Yesterday, in the Salt Lake and Park City mountains very experienced travelers wisely stuck to the low angle slopes, but still triggered several slides remotely on adjacent, steeper terrain, often on their second or third pass in the area. In general, these hard slab avalanches were 2 to 5 feet deep, 200’ wide, failing on facets near the ground, and included terrain in areas such as Georges Bowl, Powder Park, Willows, McDonalds, and near Parley’s Pass/Peak. Explosive work at the resorts yesterday got big, deep, ugly avalanches to the ground, averaging 3 to 8 feet deep and 800’ wide.

The Ogden area mountains had several human triggered slides reported on slopes less steep than 35 degrees, including west, east and southeast aspects. Collapses were frequent, and road banks easily triggered. A large slide was released to the ground in Hells Canyon.

The Provo area mountains had a large, natural cycle, and highway control work released two 3 foot deep hard slabs on a northwest facing slope at 6,400’.


      Over the next 12 hours.

Deep avalanches breaking down into the weak, faceted snow near the ground are the most dangerous avalanche concern, and have been averaging 3 to 5’ deep, and a couple hundred feet wide. Faceted snow exists on all aspects and all elevations, so deep avalanches can occur around the compass, north, east south and west, and from the ridgelines down to the low elevation creek bottoms and road cuts.


      Over the next 12 hours.

In addition, the strong, northwesterly winds will be blowing and drifting the light snow, loading the southerly and easterly facing slopes for the first time this storm cycle. These new drifts of snow will be very sensitive, with both spontaneous avalanches and easily human triggered slides occurring. Once one of these new snow slides get moving, there is the potential for them to break out deeper, down to the ground. Human triggered and natural sluffs will run on steep slopes, especially in areas that received over a foot of snow last night or are wind drifted.


The last storm piece is moving through this morning, should drop another 3 to 6 inches of fluff, and then precipitation should decrease to isolated snow showers this afternoon.
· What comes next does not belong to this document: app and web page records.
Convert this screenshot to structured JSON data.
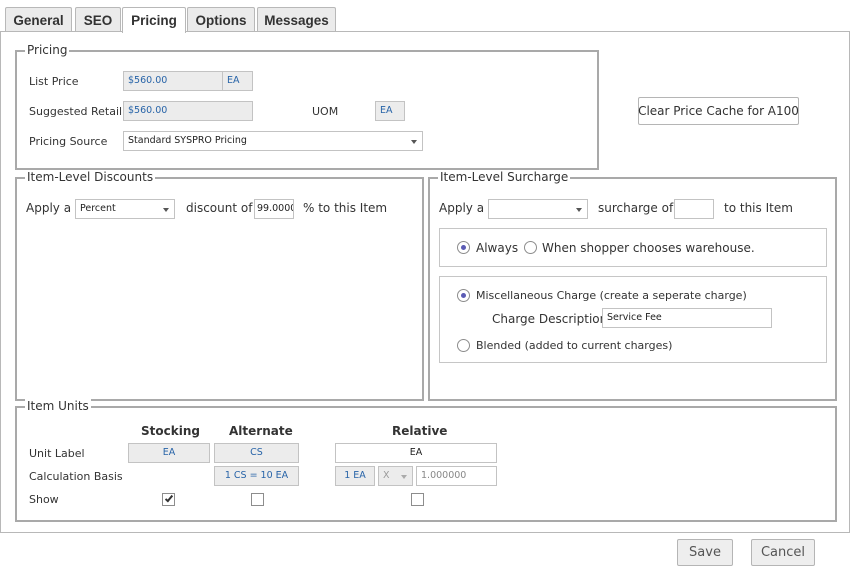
{
  "tabs": [
    "General",
    "SEO",
    "Pricing",
    "Options",
    "Messages"
  ],
  "pricing": {
    "legend": "Pricing",
    "list_price_label": "List Price",
    "list_price_value": "$560.00",
    "list_price_uom": "EA",
    "suggested_retail_label": "Suggested Retail",
    "suggested_retail_value": "$560.00",
    "uom_label": "UOM",
    "uom_value": "EA",
    "pricing_source_label": "Pricing Source",
    "pricing_source_value": "Standard SYSPRO Pricing"
  },
  "clear_cache_button": "Clear Price Cache for A100",
  "discounts": {
    "legend": "Item-Level Discounts",
    "apply_a": "Apply a",
    "type_value": "Percent",
    "discount_of": "discount of",
    "amount_value": "99.0000",
    "suffix": "% to this Item"
  },
  "surcharge": {
    "legend": "Item-Level Surcharge",
    "apply_a": "Apply a",
    "type_value": "",
    "surcharge_of": "surcharge of",
    "amount_value": "",
    "suffix": "to this Item",
    "always_label": "Always",
    "always_selected": true,
    "warehouse_label": "When shopper chooses warehouse.",
    "warehouse_selected": false,
    "misc_label": "Miscellaneous Charge (create a seperate charge)",
    "misc_selected": true,
    "charge_desc_label": "Charge Description:",
    "charge_desc_value": "Service Fee",
    "blended_label": "Blended (added to current charges)",
    "blended_selected": false
  },
  "units": {
    "legend": "Item Units",
    "col_stocking": "Stocking",
    "col_alternate": "Alternate",
    "col_relative": "Relative",
    "row_unit_label": "Unit Label",
    "row_calc_basis": "Calculation Basis",
    "row_show": "Show",
    "stocking_unit": "EA",
    "alternate_unit": "CS",
    "relative_unit": "EA",
    "alternate_calc": "1 CS = 10 EA",
    "relative_calc_unit": "EA",
    "relative_calc_unit_prefix": "1 EA",
    "relative_operator": "X",
    "relative_factor": "1.000000",
    "show_stocking": true,
    "show_alternate": false,
    "show_relative": false
  },
  "footer": {
    "save": "Save",
    "cancel": "Cancel"
  },
  "colors": {
    "value_text": "#2864a8",
    "radio_selected": "#5b5bb4",
    "border": "#a9a9a9"
  }
}
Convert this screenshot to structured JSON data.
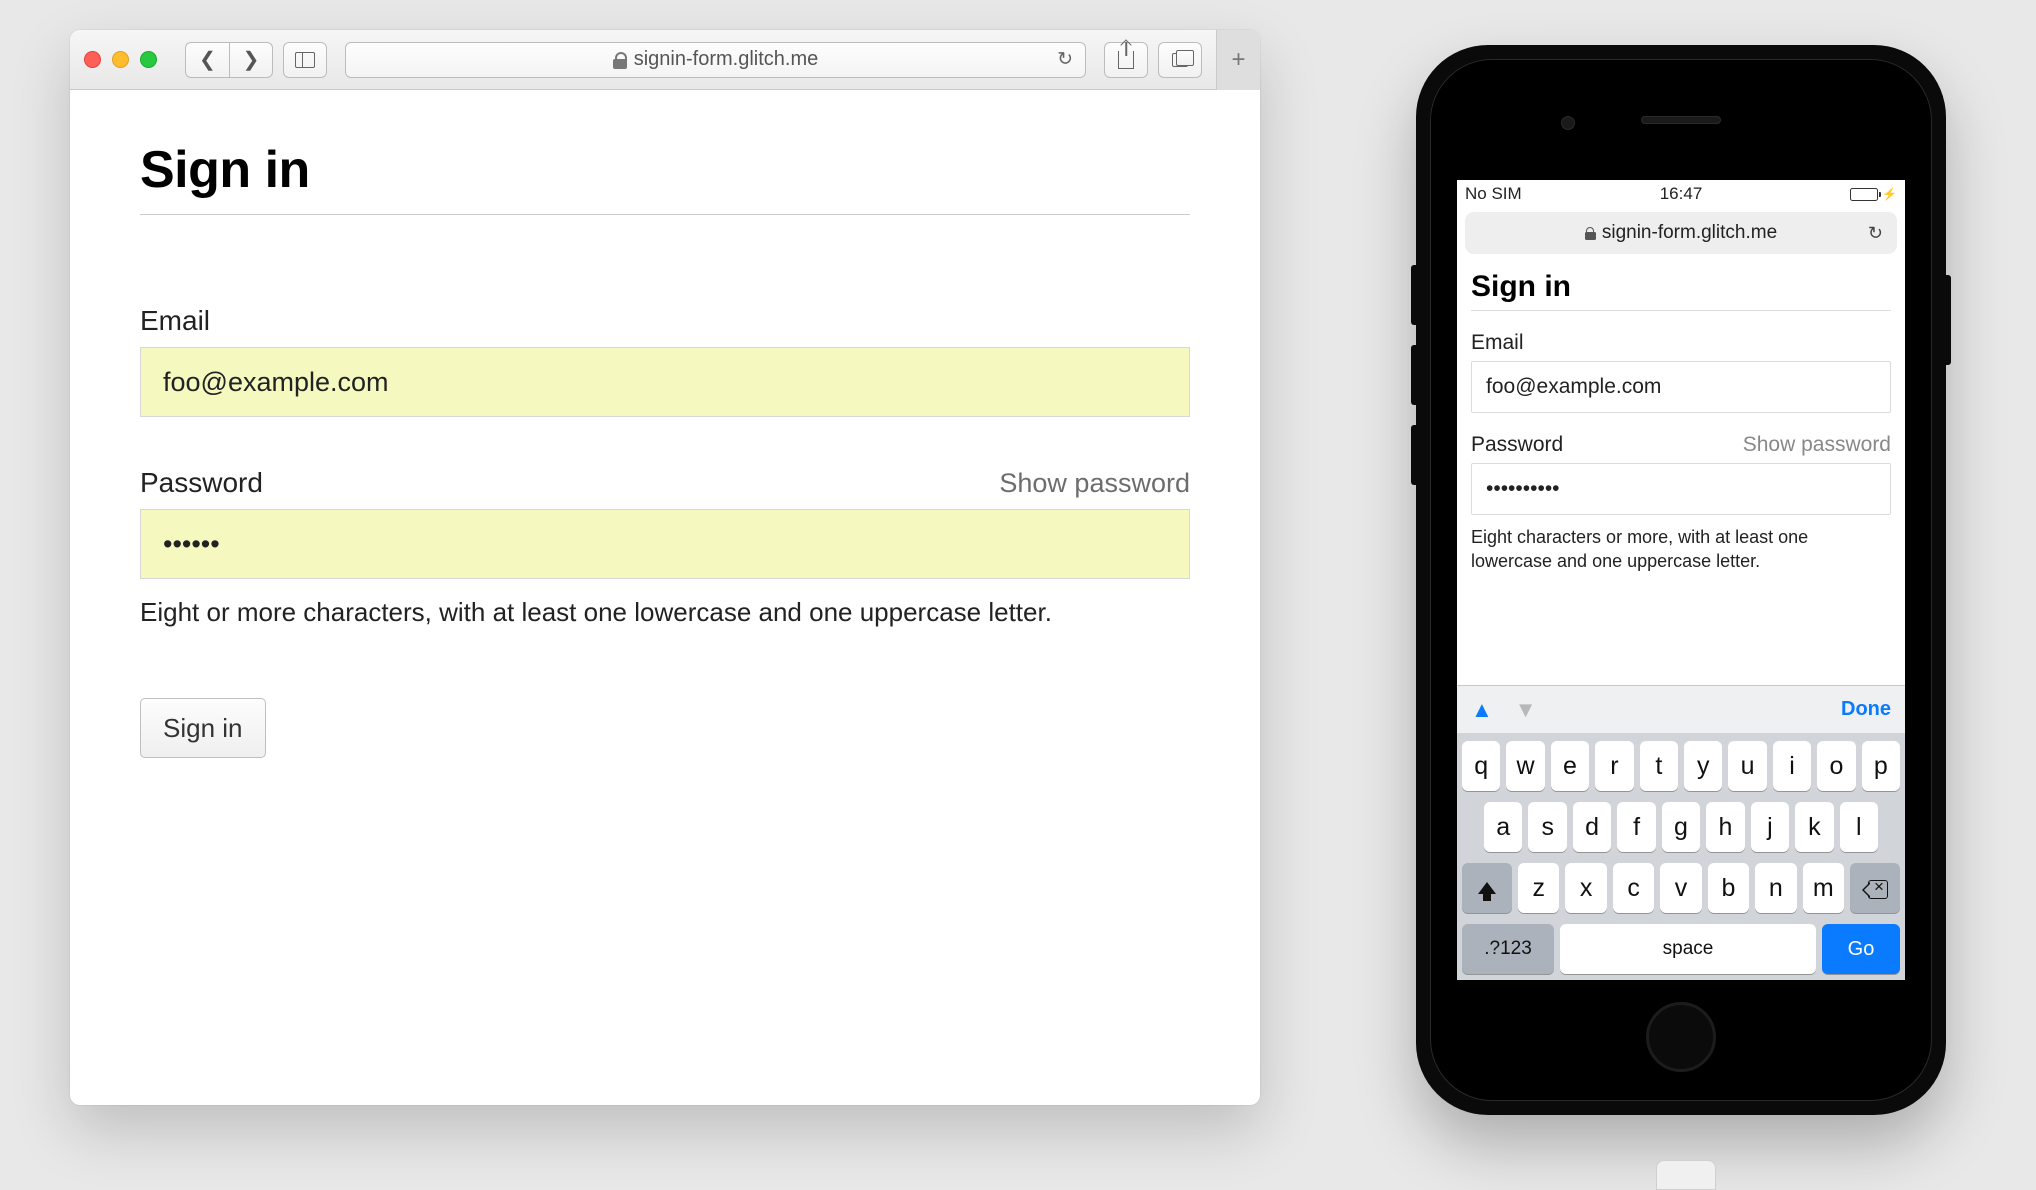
{
  "desktop": {
    "url": "signin-form.glitch.me",
    "page": {
      "title": "Sign in",
      "email": {
        "label": "Email",
        "value": "foo@example.com"
      },
      "password": {
        "label": "Password",
        "show_label": "Show password",
        "value_masked": "••••••",
        "hint": "Eight or more characters, with at least one lowercase and one uppercase letter."
      },
      "submit_label": "Sign in"
    }
  },
  "mobile": {
    "status": {
      "carrier": "No SIM",
      "time": "16:47"
    },
    "url": "signin-form.glitch.me",
    "page": {
      "title": "Sign in",
      "email": {
        "label": "Email",
        "value": "foo@example.com"
      },
      "password": {
        "label": "Password",
        "show_label": "Show password",
        "value_masked": "••••••••••",
        "hint": "Eight characters or more, with at least one lowercase and one uppercase letter."
      }
    },
    "keyboard": {
      "done_label": "Done",
      "row1": [
        "q",
        "w",
        "e",
        "r",
        "t",
        "y",
        "u",
        "i",
        "o",
        "p"
      ],
      "row2": [
        "a",
        "s",
        "d",
        "f",
        "g",
        "h",
        "j",
        "k",
        "l"
      ],
      "row3": [
        "z",
        "x",
        "c",
        "v",
        "b",
        "n",
        "m"
      ],
      "num_key": ".?123",
      "space_label": "space",
      "go_label": "Go"
    }
  }
}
The northwesterly winds will maintain their brisk speeds throughout the day – 15 to 20 mph averages, with the high terrain averaging in the 40’s. Temperatures will be in the teens and low 20’s. A short lived ridge of high pressure will build in tonight, with a few smaller storms possible this week.


Discount Lift tickets: Ski Utah, Backcountry.com, Alta, Deer Valley, Park City, The Canyons, Wolf Mountain, Snowbasin, Beaver Mountain, Brighton, Sundance, and Solitude have donated a limited number of tickets for sale at discounted prices.

Wasatch Powderbird Guides flight plan.

Dawn Patrol Forecast Hotline, updated by 05:30:888-999-4019 option 8.

Daily observations are frequently posted by 10 pm each evening.

Free UAC iPhone app from Canyon Sports.

Subscribe to the daily avalanche advisory e-mail click HERE.

UDOT canyon closures UDOT at (801) 975-4838

We appreciate all your avalanche and snow observations. You can also call us at 801-524-5304 or 800-662-4140, or email to uac@utahavalanchecenter.org

Donate to your favorite non-profit – The Friends of the Utah Avalanche Center. The UAC depends on contributions from users like you to support our work.

The information in this advisory is from the U.S. Forest Service, which is solely responsible for its content. This advisory describes general avalanche conditions and local variations always occur.

Drew will update this forecast on Monday morning. Thanks for calling.

This information does not apply to developed ski areas or highways where avalanche control is normally done.  This advisory is from the U.S.D.A. Forest Service, which is solely responsible for its content. This advisory describes general avalanche conditions and local variations always occur.

This advisory provided by the USDA Forest Service, in partnership with:

The Friends of the Utah Avalanche Center, Utah Division of State Parks and Recreation, Utah Division of Emergency Management, Salt Lake County, Salt Lake Unified Fire Authority and the friends of the La Sal Avalanche Center. See our Sponsors Page for a complete list.